Current champions and former giants miss out on domestic honours
The opening section of South Africa's first-class Supersport Series concluded this week with three of the country's biggest unions, as well as the defending champions, all failing to qualify for the Super Six section of the competition, which takes place in March next year.
The glory years of the old Transvaal "Mean Machine" are so far gone that they feel like a part of ancient history. Under Clive Rice's captaincy in the early 1980s many believed that Transvaal were as strong as most Test teams, but the team now called Gauteng has not won a first-class match for three years, and the famous old Wanderers stadium will once again be empty when Gauteng compete in the inglorious consolation Shield Series in March.
Northerns Titans may also struggle to attract the attention of their usually loyal fans, and Supersport Park's grass banks will be emptier than normal. St George's Park in Port Elizabeth will count the cost of Eastern Province's failure to progress despite a bowling attack that includes two international fast bowlers in the shape of Mornantau Hayward and Mfuneko Ngam.
Easterns aggresively threw off their poor-relations reputation last year by overturning Western Province in the five-day final to become champions, but, through a combination of bad luck and rain, they will not be able to defend their title this time. So Willowmoore Park in Benoni will return to being a sleepy cricketing backwater.
As surprising as the qualification of Free State and Griqualand West was, it was nothing compared to the progress of North West - the smallest and, with due respect, the least significant of the 11 provincial teams. One star they have produced just slightly brighter than several others is their opening batsman Davey Jacobs, who made 181 on the final day of the last group match against Northerns to earn a draw - and qualification by a mere 1.46 points. It was heroic stuff, and confirmed Jacobs, who has just turned 23, as being destined for greater things.
A decade ago it was left-arm spinner Jacob Malao who was being tipped for stardom at a time when the South African game screaming out for a black role model. But he was swamped by the pressure, and appeared to have disappeared from the cricket map. But this season Malao, who's now 31, reappeared with Easterns and claimed a brace of five-wicket hauls to reignite his career and, inevitably, start another round of clamouring for his international recognition.
Easterns batsman Zander de Bruyn is another well-seasoned professional who has had an extraordinary season, scoring nearly 600 runs in five matches including a top score of 266. But at 28 he will probably need another year of the same for the selectors to take serious note.
The Amla brothers, Hashim and Amla, have both made significant contributions to KwaZulu-Natal's all-conquering start to the season, as has their spinning allrounder Imraan Khan. Jean-Paul Duminy has shone like few other 19-year-olds for WP, and there are a number of other players around the country who have made a name for themselves.
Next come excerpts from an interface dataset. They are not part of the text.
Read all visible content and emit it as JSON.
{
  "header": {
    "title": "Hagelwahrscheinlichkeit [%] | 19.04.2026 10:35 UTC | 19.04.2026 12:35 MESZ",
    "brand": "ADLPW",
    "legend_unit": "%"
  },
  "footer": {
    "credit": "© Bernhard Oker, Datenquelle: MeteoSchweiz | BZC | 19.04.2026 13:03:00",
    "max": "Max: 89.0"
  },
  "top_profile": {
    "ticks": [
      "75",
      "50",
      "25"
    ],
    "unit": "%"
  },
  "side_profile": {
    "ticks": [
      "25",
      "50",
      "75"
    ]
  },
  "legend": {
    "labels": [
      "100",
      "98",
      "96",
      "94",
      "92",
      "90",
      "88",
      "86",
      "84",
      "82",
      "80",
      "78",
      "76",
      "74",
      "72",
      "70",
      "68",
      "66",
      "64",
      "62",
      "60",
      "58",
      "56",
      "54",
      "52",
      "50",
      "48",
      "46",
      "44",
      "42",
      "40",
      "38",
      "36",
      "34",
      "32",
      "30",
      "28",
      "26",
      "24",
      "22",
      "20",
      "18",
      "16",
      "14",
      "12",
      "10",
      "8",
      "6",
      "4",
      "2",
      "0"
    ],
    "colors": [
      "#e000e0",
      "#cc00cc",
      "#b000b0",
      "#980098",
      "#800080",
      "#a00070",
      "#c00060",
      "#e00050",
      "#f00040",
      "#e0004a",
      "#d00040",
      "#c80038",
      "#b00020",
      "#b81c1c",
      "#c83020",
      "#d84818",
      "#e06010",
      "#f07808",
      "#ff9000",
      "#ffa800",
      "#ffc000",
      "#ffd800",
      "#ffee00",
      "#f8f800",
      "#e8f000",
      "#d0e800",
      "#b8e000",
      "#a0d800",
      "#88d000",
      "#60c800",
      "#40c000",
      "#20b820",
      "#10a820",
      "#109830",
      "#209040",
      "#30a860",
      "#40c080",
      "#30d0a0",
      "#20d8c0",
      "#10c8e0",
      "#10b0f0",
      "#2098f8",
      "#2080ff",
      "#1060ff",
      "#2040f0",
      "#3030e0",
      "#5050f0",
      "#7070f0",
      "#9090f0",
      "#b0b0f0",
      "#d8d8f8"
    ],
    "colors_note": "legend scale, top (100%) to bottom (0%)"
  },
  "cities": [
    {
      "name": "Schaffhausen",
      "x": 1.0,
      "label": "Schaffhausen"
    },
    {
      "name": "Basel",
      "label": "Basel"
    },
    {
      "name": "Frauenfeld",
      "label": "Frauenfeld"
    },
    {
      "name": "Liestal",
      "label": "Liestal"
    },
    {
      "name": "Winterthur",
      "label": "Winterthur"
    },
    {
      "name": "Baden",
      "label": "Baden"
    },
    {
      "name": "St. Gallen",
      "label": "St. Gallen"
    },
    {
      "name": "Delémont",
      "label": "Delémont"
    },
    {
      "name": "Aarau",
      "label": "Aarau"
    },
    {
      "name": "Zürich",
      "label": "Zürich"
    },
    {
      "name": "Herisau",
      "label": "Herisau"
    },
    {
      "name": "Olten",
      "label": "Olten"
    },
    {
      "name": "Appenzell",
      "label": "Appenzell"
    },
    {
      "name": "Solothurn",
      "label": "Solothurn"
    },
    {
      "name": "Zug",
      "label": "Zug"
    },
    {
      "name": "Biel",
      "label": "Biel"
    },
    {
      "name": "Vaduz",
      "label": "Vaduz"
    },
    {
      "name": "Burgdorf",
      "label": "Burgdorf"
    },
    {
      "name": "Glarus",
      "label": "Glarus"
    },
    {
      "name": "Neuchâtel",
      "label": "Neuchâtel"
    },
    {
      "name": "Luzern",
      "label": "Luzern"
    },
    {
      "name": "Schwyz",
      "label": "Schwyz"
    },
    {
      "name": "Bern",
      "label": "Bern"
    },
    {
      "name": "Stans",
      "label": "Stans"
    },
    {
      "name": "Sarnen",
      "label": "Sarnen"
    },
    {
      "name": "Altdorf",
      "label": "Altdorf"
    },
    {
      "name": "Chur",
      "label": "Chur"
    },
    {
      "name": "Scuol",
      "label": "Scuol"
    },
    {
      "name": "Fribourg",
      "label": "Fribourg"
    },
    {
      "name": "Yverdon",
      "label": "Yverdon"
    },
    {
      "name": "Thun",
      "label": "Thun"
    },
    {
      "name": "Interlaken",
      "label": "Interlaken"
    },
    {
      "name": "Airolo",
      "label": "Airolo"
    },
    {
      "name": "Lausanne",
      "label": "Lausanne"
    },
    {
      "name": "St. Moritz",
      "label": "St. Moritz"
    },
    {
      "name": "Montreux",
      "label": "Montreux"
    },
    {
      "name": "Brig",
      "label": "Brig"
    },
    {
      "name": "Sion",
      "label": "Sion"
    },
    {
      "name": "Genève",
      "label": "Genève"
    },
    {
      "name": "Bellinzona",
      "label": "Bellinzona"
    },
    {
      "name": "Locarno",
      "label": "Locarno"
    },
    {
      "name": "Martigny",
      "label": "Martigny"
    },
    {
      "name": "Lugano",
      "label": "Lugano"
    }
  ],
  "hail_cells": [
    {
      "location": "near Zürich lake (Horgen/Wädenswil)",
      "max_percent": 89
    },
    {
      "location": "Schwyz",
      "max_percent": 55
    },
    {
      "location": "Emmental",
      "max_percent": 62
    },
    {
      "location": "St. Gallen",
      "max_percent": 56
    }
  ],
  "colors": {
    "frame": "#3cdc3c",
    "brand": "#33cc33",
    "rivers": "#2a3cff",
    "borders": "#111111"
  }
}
But it's two veterans who are occupying the thoughts of fans, administrators and fellow players alike.
They are Daryll Cullinan and Lance Klusener, who have been in outstanding form. Cullinan made two centuries and a 95 while captaining Easterns, and, at the age of 36, he still has as many friends as enemies. Many have not forgiven him for walking out of the national team 24 hours before a Test against Australia in 2001, and the waters have been further muddied by reports that he had retired from international cricket last year. Cullinan himself has yet to comment, despite a UCB offical saying recently that "If he hasn't retired from international cricket then the selectors need to know that".
Klusener averaged 45 with the bat and took 25 wickets in five matches, bowling faster and with more commitment than he has managed for five years. He is also currently suing the Board for not renewing his national contract and insists, despite the current national captain Graeme Smith's observation that he can be "bad for morale", that he is "not changing now. I am who I am".
Tough debates will follow in the weeks to come, and some tough decisions - but unless Klusener calls off his legal dogs and, together with Cullinan, starts flashing a few warm smiles in the direction of the people who matter, they are likely to stay cold-shouldered. Both men have said they don't care what the world thinks about them, but in the new world of South African cricket the "who you are" is just as important as the "what you are". Runs and wickets, by themselves, aren't good enough any more.